WORK REQUIRED → If a line below contains the string "consectetur", return that line.

**********

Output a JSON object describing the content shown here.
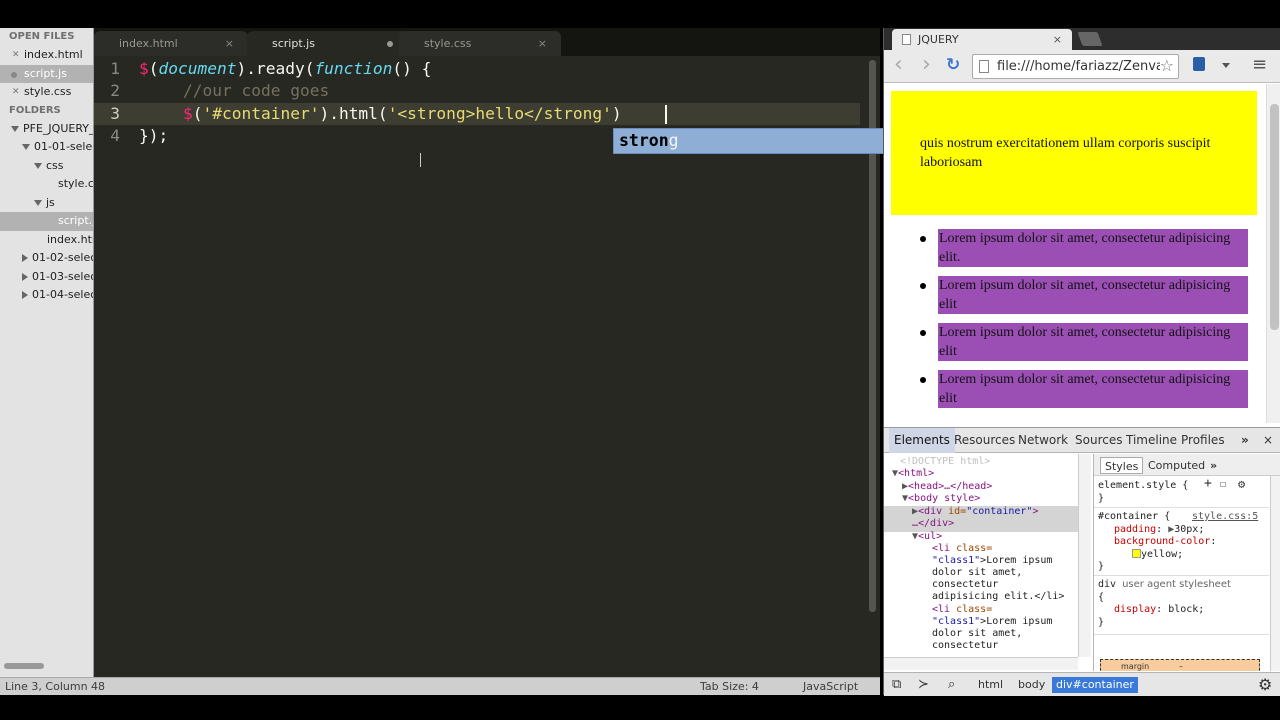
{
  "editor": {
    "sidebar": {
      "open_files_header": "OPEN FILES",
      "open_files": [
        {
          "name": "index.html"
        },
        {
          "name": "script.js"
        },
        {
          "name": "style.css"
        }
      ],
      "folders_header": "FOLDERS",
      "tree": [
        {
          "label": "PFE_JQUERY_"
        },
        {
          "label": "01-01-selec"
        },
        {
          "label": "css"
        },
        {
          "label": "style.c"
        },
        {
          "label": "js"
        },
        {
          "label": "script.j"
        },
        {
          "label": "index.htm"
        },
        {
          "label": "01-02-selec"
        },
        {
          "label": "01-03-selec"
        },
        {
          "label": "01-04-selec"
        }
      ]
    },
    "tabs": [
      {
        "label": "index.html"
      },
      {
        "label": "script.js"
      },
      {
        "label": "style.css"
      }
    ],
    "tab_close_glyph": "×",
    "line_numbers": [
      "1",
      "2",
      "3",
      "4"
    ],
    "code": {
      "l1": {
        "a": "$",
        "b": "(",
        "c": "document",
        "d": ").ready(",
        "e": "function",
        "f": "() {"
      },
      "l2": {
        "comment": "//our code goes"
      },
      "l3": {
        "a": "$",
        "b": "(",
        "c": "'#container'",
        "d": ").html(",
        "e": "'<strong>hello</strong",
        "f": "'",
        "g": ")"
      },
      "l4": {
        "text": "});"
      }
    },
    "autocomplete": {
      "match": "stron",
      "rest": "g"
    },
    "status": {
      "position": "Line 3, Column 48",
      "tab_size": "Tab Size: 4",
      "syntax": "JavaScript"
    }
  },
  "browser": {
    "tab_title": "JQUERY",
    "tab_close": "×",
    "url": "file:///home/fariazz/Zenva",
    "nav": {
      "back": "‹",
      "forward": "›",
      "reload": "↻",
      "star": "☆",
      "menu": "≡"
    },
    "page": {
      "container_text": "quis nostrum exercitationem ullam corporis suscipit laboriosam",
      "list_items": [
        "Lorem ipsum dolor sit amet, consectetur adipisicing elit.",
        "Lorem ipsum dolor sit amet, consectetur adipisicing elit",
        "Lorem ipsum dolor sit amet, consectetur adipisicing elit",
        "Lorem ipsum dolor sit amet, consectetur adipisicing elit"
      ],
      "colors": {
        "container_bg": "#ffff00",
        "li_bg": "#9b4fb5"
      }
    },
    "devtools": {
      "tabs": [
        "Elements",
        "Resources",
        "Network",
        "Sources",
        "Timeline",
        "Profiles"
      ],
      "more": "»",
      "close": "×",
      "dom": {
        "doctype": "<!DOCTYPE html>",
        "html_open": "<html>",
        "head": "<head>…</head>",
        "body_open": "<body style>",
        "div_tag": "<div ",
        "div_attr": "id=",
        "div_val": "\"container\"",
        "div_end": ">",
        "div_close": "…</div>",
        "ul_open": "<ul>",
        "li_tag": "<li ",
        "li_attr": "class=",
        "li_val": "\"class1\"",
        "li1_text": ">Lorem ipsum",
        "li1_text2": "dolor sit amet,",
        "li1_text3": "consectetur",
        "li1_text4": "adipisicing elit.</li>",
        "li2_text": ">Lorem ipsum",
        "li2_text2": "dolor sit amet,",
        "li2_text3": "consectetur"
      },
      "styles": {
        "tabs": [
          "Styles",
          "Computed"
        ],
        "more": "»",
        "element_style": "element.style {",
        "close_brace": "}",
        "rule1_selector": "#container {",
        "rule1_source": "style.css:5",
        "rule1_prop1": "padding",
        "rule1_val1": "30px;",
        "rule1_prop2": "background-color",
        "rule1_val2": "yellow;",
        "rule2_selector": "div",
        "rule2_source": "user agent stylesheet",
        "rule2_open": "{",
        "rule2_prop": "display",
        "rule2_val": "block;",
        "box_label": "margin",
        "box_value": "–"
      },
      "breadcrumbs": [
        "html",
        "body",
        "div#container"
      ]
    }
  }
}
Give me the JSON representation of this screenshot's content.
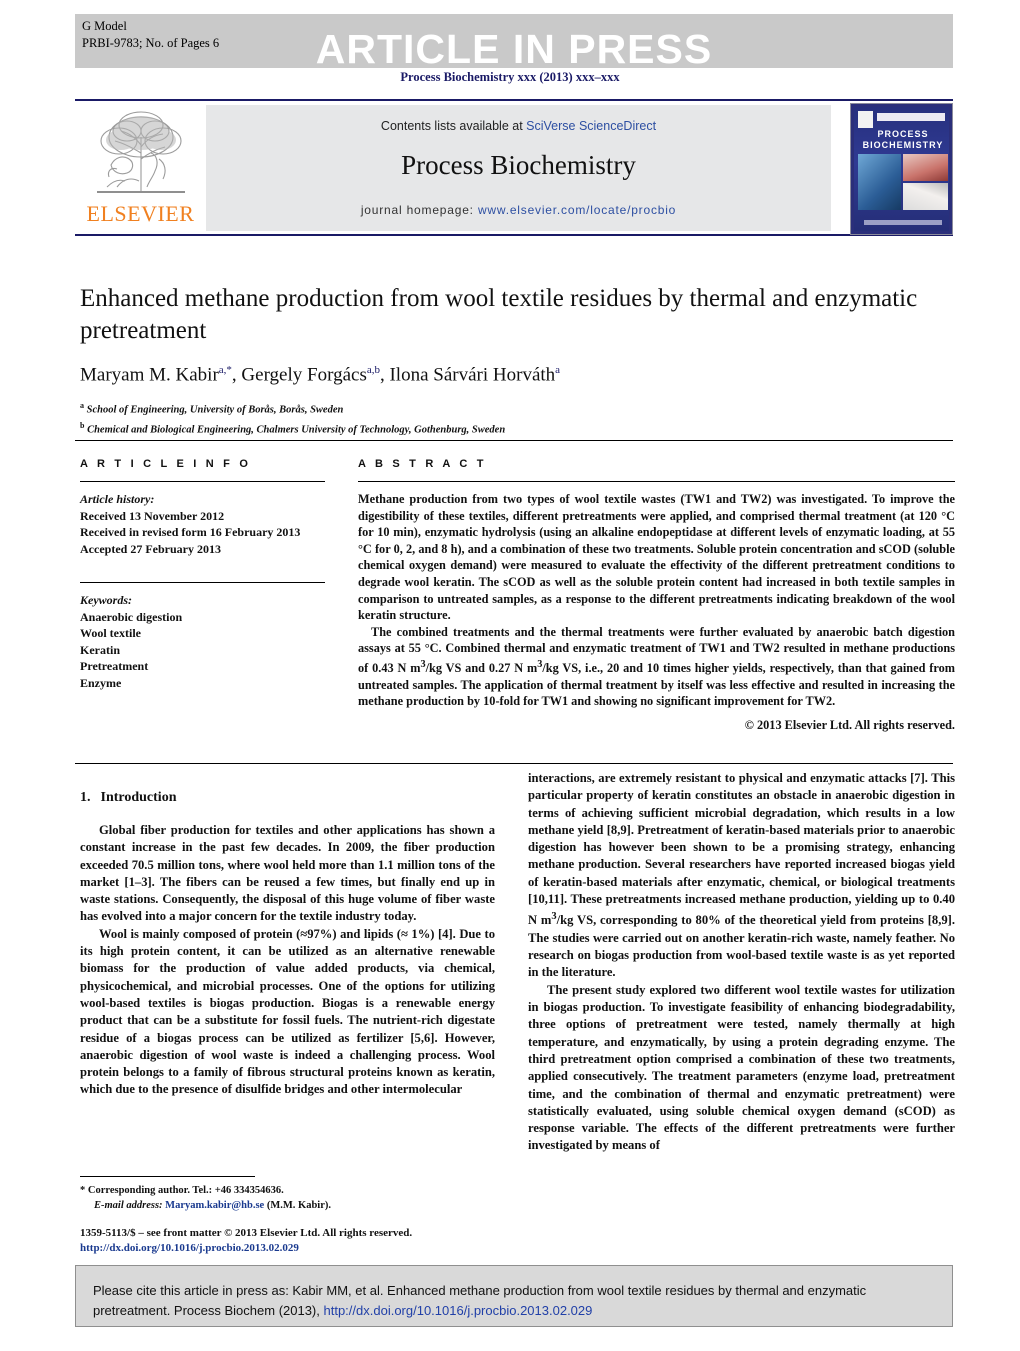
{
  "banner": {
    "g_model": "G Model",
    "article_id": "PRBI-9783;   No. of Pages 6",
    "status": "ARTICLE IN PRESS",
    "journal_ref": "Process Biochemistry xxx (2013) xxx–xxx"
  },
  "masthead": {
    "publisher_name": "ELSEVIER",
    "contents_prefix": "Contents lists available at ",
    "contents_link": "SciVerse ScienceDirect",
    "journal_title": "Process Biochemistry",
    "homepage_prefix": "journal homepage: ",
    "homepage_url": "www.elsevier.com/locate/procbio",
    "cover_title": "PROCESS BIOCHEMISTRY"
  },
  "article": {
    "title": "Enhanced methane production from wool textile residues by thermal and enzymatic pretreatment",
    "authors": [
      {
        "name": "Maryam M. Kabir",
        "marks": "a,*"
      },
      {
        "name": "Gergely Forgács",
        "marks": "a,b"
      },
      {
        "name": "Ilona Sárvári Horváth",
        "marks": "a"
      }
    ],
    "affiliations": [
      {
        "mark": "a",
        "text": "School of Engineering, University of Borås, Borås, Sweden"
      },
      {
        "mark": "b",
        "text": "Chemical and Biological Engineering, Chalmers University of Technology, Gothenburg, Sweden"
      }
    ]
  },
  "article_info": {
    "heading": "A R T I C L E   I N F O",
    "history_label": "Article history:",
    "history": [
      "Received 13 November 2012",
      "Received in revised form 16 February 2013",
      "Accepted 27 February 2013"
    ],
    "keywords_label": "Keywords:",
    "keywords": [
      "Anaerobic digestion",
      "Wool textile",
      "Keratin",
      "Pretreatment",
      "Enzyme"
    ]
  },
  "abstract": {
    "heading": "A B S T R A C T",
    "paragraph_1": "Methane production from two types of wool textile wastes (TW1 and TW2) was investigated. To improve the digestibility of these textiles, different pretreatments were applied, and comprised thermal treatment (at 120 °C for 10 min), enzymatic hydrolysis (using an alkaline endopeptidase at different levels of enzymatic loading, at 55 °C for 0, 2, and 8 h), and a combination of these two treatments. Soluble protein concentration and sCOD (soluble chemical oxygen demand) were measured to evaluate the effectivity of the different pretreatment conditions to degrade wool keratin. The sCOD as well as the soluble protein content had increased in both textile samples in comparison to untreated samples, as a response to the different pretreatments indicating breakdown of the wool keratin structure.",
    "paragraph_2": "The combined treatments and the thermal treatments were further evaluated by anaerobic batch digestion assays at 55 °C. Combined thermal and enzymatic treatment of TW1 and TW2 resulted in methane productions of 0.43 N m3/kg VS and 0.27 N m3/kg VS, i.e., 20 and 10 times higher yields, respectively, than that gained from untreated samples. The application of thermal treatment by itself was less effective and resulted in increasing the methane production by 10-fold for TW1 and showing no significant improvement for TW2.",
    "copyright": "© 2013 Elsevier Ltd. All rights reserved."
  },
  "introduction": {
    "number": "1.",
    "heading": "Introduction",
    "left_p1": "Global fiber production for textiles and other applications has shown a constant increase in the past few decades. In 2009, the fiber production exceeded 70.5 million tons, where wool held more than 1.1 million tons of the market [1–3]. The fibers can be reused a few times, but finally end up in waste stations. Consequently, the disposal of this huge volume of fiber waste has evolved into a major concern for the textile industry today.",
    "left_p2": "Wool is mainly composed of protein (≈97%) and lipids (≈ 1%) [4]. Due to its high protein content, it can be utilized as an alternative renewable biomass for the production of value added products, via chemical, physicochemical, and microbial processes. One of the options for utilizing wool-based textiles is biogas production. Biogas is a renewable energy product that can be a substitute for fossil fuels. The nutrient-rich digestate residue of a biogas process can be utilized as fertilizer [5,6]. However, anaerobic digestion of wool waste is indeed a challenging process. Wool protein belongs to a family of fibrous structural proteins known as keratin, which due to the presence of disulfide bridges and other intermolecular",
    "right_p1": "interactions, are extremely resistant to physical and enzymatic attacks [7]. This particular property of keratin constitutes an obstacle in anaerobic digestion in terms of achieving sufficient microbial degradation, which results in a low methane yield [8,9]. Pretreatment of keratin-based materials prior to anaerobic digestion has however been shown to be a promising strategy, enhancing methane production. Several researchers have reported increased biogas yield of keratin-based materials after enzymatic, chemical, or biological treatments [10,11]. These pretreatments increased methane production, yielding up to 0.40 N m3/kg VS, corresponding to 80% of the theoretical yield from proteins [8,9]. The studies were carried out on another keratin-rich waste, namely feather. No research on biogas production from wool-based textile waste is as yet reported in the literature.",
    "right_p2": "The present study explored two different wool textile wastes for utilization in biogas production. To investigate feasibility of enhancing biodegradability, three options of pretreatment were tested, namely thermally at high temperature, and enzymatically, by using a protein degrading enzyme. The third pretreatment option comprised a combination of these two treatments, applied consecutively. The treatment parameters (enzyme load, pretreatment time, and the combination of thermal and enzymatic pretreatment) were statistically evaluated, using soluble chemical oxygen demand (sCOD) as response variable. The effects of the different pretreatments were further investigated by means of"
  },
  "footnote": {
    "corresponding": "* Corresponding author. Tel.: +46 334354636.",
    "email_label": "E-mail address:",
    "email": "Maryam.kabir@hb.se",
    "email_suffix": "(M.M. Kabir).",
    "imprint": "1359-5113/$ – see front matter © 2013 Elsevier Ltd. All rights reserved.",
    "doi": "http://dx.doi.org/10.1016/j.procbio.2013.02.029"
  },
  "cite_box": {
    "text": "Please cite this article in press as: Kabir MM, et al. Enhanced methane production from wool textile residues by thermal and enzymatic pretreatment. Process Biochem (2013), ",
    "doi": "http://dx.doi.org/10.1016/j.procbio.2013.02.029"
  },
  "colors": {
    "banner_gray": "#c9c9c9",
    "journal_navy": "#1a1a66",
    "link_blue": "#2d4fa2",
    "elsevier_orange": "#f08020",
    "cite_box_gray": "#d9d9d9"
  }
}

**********

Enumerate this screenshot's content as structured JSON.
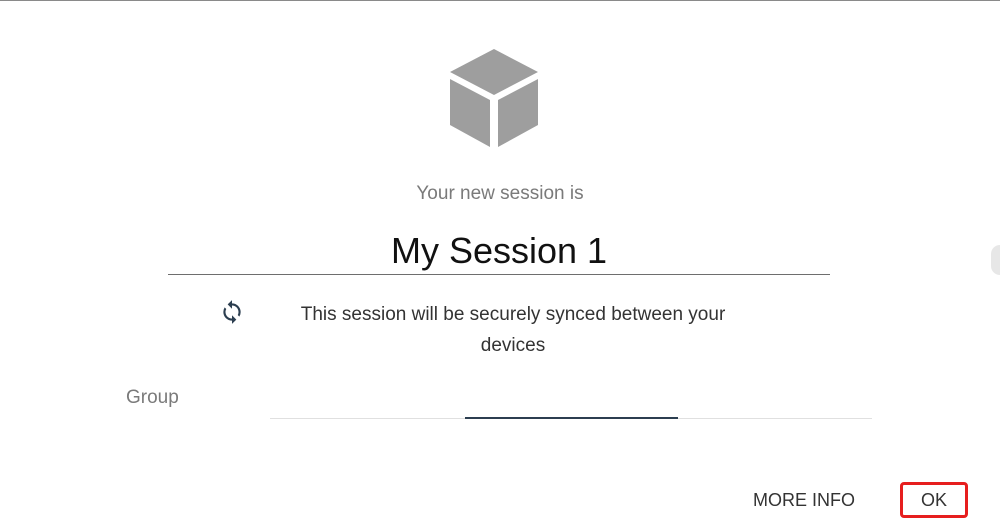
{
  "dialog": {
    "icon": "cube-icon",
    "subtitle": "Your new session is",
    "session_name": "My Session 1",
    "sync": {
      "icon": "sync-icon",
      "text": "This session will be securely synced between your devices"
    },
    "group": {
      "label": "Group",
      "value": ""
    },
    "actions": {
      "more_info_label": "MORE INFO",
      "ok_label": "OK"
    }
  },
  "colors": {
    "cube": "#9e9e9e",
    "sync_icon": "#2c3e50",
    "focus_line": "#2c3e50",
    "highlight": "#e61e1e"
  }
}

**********

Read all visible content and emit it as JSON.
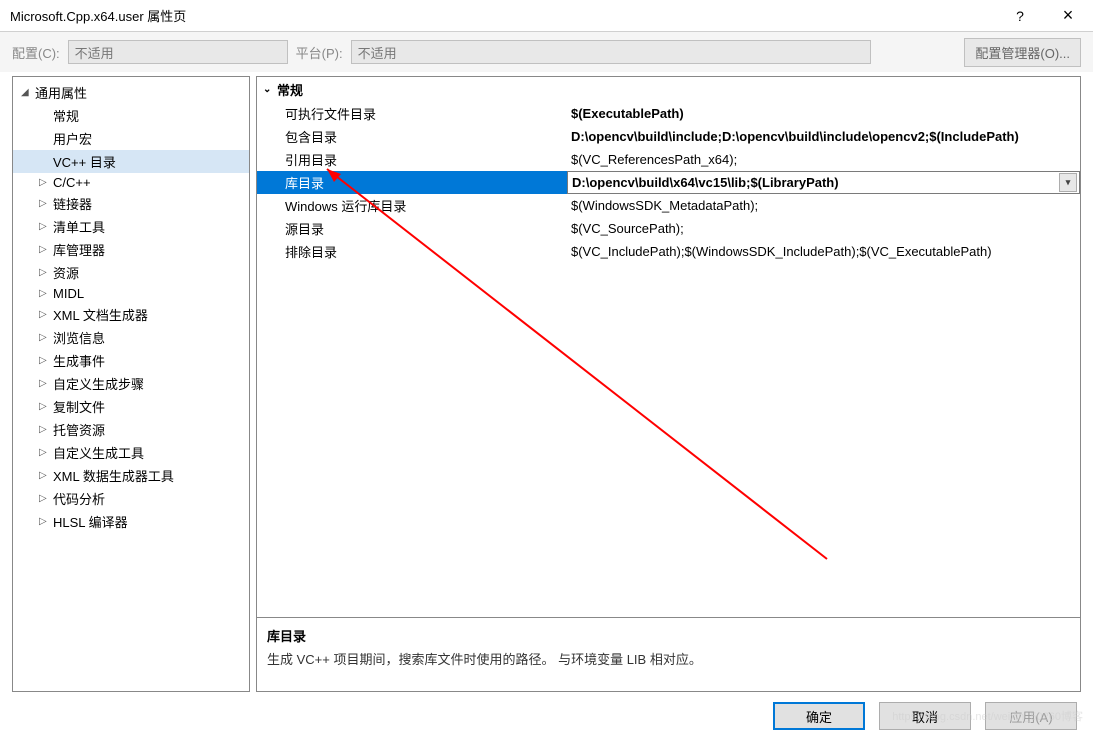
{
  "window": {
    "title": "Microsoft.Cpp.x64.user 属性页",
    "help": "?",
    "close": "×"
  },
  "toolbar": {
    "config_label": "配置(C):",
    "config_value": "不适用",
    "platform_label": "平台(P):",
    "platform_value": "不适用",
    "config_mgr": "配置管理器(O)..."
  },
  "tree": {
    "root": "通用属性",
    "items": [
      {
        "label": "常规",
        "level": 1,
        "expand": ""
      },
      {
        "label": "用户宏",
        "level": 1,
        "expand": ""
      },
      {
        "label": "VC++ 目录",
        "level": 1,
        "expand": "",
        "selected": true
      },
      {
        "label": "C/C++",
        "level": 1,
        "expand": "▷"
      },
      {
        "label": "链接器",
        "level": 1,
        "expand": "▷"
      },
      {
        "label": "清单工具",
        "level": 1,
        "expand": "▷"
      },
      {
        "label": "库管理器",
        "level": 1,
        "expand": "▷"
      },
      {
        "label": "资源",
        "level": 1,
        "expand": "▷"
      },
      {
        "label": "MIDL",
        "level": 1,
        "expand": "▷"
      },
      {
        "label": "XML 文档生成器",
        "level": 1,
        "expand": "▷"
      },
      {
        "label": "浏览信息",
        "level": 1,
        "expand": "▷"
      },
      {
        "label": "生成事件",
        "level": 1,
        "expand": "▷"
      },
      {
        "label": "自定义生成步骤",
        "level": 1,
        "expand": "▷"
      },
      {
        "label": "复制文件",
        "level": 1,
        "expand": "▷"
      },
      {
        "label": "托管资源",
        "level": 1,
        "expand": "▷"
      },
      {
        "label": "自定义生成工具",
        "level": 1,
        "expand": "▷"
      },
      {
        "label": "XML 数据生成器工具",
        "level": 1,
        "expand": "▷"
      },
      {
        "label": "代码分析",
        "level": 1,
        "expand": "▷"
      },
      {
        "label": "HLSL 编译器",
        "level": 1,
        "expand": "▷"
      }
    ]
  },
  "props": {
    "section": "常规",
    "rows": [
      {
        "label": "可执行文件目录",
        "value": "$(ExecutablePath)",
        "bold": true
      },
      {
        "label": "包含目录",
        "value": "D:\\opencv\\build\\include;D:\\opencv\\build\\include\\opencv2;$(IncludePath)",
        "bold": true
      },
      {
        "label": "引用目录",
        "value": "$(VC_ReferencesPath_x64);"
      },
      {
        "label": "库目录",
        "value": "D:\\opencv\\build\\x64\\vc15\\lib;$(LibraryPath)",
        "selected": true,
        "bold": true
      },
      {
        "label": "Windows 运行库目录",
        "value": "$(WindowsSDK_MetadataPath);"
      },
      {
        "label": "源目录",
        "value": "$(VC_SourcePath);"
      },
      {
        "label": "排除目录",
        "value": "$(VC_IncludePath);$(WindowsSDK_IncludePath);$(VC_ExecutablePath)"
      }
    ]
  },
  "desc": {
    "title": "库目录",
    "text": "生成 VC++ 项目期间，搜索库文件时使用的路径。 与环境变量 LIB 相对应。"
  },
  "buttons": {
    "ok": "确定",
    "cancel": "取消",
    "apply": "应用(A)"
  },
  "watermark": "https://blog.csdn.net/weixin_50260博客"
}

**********

RESPONSE →
        "Lorem ipsum dolor sit amet, consectetur adipisicing elit.",
        "Lorem ipsum dolor sit amet, consectetur adipisicing elit",
        "Lorem ipsum dolor sit amet, consectetur adipisicing elit",
        "Lorem ipsum dolor sit amet, consectetur adipisicing elit"
        "li1_text3": "consectetur",
        "li2_text3": "consectetur"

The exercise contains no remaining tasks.